NAPLES, Fla. – The first time Nelly Korda came out to watch big sister, Jessica, play in a professional event was the 2008 U.S. Women’s Open at Interlachen. Nelly remembers standing outside the clubhouse watching Annika Sorenstam drain an eagle putt on the 18th green. Morgan Pressel took her on a tour of the locker room. Somewhere there’s a picture of Nelly wearing her dad’s tall socks, rolled down, on a dewy morning in Edina, Minn.
“Yeah, she was a local,” said Jessica. “Like I said, she’s been out here as long as I have.”
Nelly was born into tennis but raised on golf. And she’s a kid no more. The 21-year-old ended the 2019 LPGA season as the top-ranked American and No. 3 in the world.
For those who follow this tour closely, she’s the answer to the ever-popular question: Who’s the next big star?
That’s not wishful thinking, though Nelly certainly presents the complete package. Extraordinary genes, model-like looks, an enviable golf swing, firepower, intensity and an easy laugh. Despite all that she even seems relatable.
It’s all there.
“She’s not even close to playing her best golf yet,” said Stacy Lewis, the last American to reach No. 1. “The way golf courses are set up, they’re set up for the long bombers. They’re perfect for her.”
An unusually off ball-striking day in the final round of the CME Group Tour Championship kept an historic $1.5 million payday out of reach for young Korda, who fell short to Sei Young Kim.
But her third full season on the LPGA brought a good deal of growth.
She won twice, deepening that rich Korda legacy at the Australian Open. Father, Petr, won the 1998 Australian Open tennis tournament and younger brother Sebastian claimed the 2018 Australian Open junior tennis title. Jessica’s first LPGA victory came at the 2012 Aussie Open.
Nelly successfully defended an LPGA title for the first time in Taiwan, calling it a new kind of pressure. She fed off it, winning in a playoff.
“I would still like to minimize my mistakes,” said Nelly of what can improve in 2020. She plans to take two weeks off before pressing on.
Beyond all the physical attributes, the intangibles are what make Nelly a most intriguing prospect as No. 1. And she’s not afraid to say that being No. 1 is her No. 1 goal.
Players have been known to shy away from that kind of declaration past a certain age.
“Nelly seems to have more here to me,” said Judy Rankin, patting her heart.
It’s not easy being the first. Jessica, 26, blazed the family trail, set the bar and Nelly followed. There was a support system already in place when Nelly started traveling the world.
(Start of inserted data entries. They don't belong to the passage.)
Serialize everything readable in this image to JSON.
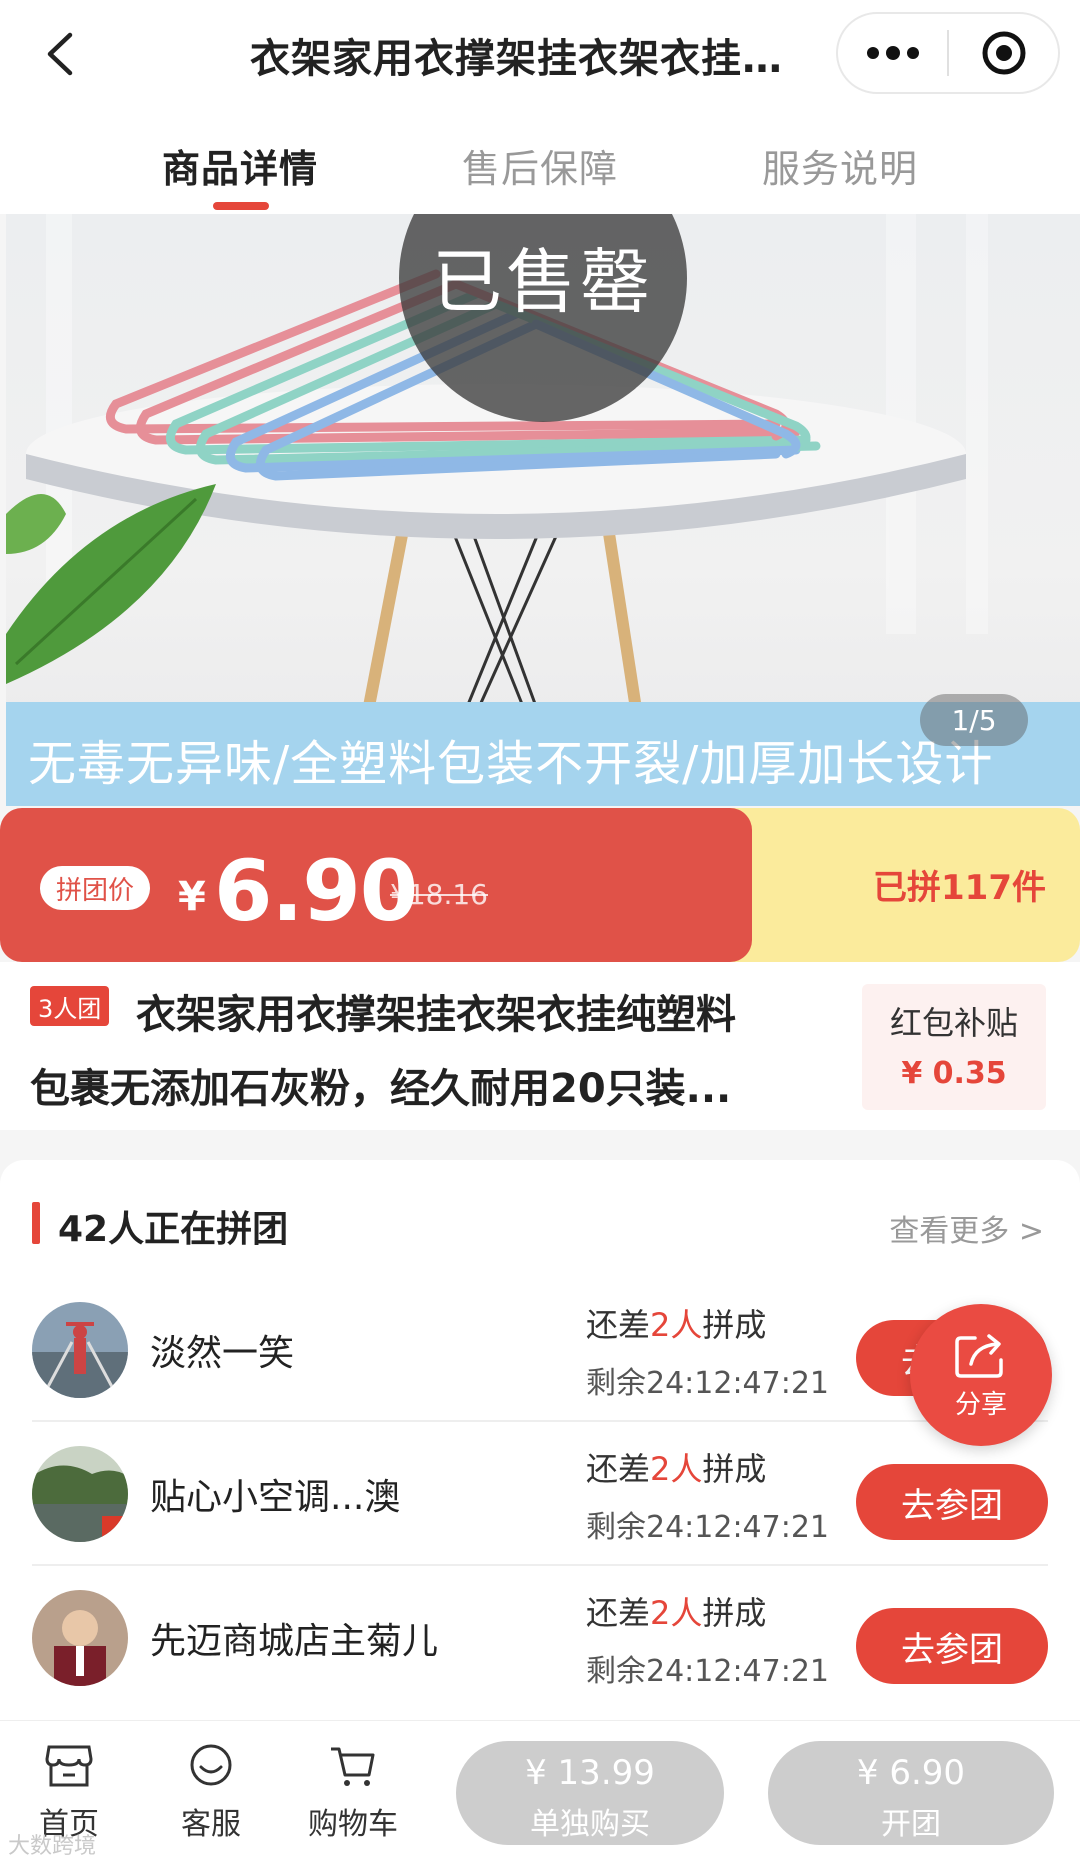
{
  "header": {
    "title": "衣架家用衣撑架挂衣架衣挂纯塑料包裹无添加石灰粉",
    "icons": [
      "chevron-left",
      "more-dots",
      "target-circle"
    ]
  },
  "tabs": [
    {
      "label": "商品详情"
    },
    {
      "label": "售后保障"
    },
    {
      "label": "服务说明"
    }
  ],
  "banner": {
    "overlay": "已售罄",
    "caption": "无毒无异味/全塑料包装不开裂/加厚加长设计",
    "page": "1/5"
  },
  "price": {
    "tag": "拼团价",
    "currency": "¥",
    "value": "6.90",
    "original": "¥18.16",
    "sold": "已拼117件"
  },
  "product": {
    "team_badge": "3人团",
    "title_line1": "衣架家用衣撑架挂衣架衣挂纯塑料",
    "title_line2": "包裹无添加石灰粉，经久耐用20只装...",
    "subsidy_label": "红包补贴",
    "subsidy_amount": "¥ 0.35"
  },
  "groups": {
    "title": "42人正在拼团",
    "more": "查看更多 >",
    "rows": [
      {
        "name": "淡然一笑",
        "need_prefix": "还差",
        "need_count": "2人",
        "need_suffix": "拼成",
        "remaining": "剩余24:12:47:21",
        "button": "去参团"
      },
      {
        "name": "贴心小空调...澳",
        "need_prefix": "还差",
        "need_count": "2人",
        "need_suffix": "拼成",
        "remaining": "剩余24:12:47:21",
        "button": "去参团"
      },
      {
        "name": "先迈商城店主菊儿",
        "need_prefix": "还差",
        "need_count": "2人",
        "need_suffix": "拼成",
        "remaining": "剩余24:12:47:21",
        "button": "去参团"
      }
    ]
  },
  "share": {
    "label": "分享"
  },
  "bottom": {
    "nav": [
      {
        "label": "首页",
        "icon": "store-icon"
      },
      {
        "label": "客服",
        "icon": "chat-icon"
      },
      {
        "label": "购物车",
        "icon": "cart-icon"
      }
    ],
    "buy_single": {
      "price": "¥ 13.99",
      "label": "单独购买"
    },
    "buy_group": {
      "price": "¥ 6.90",
      "label": "开团"
    },
    "watermark": "大数跨境"
  },
  "colors": {
    "accent": "#e5463a",
    "price_bg": "#e05248",
    "sold_bg": "#fbeb9c",
    "disabled": "#cdcdcd"
  }
}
She even had a built-in Solheim Cup partner, and the sisters went undefeated together at Gleneagles.
Nelly spent a lifetime chasing Jessica. Now it’s Nelly who’s lighting the fire and, in a way, making the tour feel more like home.
“I feel more comfortable,” said Jessica. “I have my little sis with me. Again, I don’t have to – it’s not that you’re searching for friends or anything like that. It’s just that with her, like, you don’t have to be anybody. You don’t have to worry that you’re going to say the wrong thing. You don’t have to – you just know.”
It’s another layer of intangibles that makes their future so bright. The tour can be a lonely place.
Megan Khang became close friends with Nelly when they played together in the Junior Solheim Cup. They often room together on the road, watching scary movies to unwind.
Khang describes Nelly as the perfect example of work hard, play hard. That quiet fire inside the ropes melts away when it’s time to leave the office.
“She’s gonna hate me,” said Khang, “but she’s super goofy.”
As Sei Young Kim posed on the 18th green with the largest check in women’s golf history, Nelly playfully jogged back to the Ritz Carlton with Jessica’s Mini Goldendoodle, Charlie.
Nelly has only scratched the surface of her potential. The sports world will find out soon enough.